_Requirement_.
Every line below that holds the string "channel" must be copied.

_Input material_.
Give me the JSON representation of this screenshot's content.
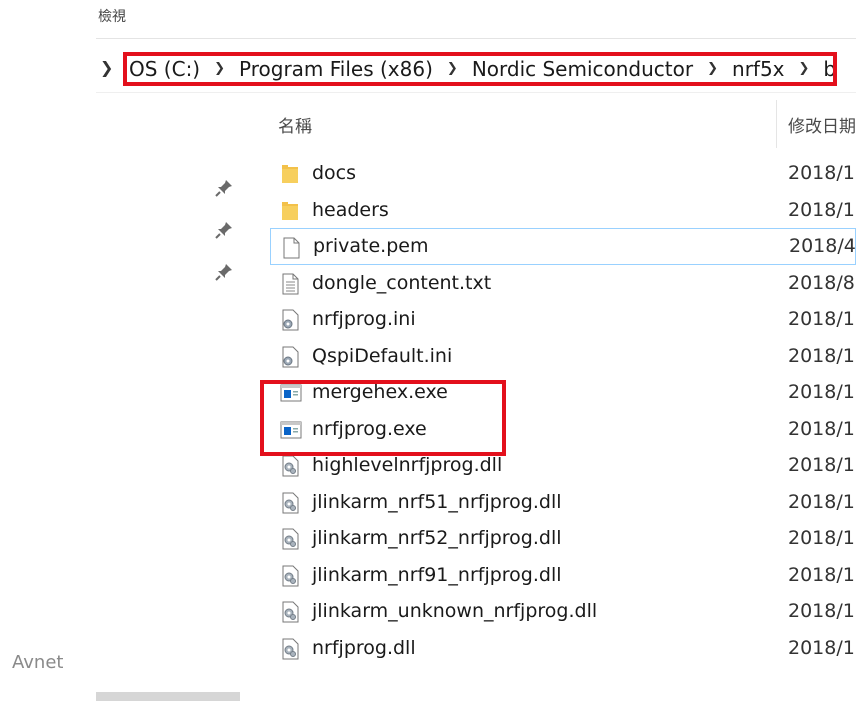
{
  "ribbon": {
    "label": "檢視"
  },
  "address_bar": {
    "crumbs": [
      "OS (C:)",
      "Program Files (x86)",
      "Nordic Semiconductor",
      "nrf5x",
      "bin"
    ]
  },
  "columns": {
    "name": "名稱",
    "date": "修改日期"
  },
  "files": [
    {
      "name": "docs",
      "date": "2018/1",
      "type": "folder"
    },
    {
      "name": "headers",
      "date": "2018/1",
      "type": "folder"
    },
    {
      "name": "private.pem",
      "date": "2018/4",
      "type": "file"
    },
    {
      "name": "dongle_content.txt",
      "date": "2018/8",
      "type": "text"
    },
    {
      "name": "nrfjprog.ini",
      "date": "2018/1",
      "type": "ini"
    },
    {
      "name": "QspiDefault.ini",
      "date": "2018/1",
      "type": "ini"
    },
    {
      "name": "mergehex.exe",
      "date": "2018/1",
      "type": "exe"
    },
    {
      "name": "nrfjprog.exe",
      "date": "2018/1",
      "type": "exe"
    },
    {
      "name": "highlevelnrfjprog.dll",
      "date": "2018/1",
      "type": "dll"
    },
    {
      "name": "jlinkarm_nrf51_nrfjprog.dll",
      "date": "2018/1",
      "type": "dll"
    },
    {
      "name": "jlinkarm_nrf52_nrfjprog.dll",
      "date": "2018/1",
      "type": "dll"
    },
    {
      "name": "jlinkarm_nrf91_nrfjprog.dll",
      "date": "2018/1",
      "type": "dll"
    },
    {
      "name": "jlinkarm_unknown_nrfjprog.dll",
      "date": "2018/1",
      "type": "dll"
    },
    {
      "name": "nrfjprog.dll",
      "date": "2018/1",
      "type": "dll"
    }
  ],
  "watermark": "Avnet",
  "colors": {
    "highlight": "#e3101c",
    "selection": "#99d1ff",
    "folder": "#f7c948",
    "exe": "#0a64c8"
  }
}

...

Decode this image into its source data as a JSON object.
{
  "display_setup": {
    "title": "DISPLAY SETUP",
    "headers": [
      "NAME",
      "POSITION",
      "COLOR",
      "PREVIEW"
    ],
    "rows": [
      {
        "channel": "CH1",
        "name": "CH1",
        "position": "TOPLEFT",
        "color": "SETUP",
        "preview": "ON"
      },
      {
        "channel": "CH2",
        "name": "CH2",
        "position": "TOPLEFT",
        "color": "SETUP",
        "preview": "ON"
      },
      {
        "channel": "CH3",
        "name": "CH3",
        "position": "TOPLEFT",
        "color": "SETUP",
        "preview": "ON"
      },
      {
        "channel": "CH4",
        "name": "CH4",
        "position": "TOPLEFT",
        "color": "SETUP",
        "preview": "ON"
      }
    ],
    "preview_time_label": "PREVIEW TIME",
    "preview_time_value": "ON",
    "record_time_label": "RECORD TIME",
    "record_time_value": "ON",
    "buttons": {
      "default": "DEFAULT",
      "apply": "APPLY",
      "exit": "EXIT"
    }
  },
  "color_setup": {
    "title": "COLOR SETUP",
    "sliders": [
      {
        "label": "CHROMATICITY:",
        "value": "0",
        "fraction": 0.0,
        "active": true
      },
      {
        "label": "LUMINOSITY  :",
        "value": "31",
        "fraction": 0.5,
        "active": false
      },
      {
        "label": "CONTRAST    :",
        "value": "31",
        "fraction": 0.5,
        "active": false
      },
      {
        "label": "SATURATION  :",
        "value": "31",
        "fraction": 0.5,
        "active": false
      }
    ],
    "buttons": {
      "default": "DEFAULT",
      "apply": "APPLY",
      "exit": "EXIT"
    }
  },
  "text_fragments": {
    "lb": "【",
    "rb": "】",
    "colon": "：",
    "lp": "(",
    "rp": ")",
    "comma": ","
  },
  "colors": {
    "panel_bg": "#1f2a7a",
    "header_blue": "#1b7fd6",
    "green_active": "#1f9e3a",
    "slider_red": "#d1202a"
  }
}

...

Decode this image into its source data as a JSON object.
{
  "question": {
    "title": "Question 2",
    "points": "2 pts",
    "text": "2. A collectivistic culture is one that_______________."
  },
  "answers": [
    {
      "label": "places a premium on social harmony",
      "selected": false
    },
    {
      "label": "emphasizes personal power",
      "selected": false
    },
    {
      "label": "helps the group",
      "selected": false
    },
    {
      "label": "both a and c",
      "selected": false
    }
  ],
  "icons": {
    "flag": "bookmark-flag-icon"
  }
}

_Answer section_.
        "channel": "CH1",
        "channel": "CH2",
        "channel": "CH3",
        "channel": "CH4",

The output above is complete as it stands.